[Entries from a dataset of interfaces]
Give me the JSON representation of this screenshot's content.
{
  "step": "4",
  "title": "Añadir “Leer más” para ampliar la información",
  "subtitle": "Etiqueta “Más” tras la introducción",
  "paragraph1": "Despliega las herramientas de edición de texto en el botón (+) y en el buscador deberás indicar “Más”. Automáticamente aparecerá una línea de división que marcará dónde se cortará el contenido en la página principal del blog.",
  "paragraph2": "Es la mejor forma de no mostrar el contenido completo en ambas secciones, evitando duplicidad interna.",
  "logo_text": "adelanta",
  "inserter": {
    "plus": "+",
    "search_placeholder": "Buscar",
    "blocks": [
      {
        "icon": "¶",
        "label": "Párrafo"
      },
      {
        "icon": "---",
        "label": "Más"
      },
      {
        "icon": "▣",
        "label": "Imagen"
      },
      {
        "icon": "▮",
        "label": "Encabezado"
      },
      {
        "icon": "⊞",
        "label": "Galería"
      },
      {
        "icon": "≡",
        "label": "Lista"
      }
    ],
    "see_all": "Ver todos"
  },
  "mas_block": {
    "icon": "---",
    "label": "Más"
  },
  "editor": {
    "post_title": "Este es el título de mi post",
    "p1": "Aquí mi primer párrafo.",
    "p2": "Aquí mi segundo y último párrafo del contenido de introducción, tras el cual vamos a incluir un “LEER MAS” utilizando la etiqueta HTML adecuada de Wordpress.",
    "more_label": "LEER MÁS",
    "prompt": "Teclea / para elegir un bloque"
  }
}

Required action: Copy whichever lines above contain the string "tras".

Answer section:
  "subtitle": "Etiqueta “Más” tras la introducción",
    "p2": "Aquí mi segundo y último párrafo del contenido de introducción, tras el cual vamos a incluir un “LEER MAS” utilizando la etiqueta HTML adecuada de Wordpress.",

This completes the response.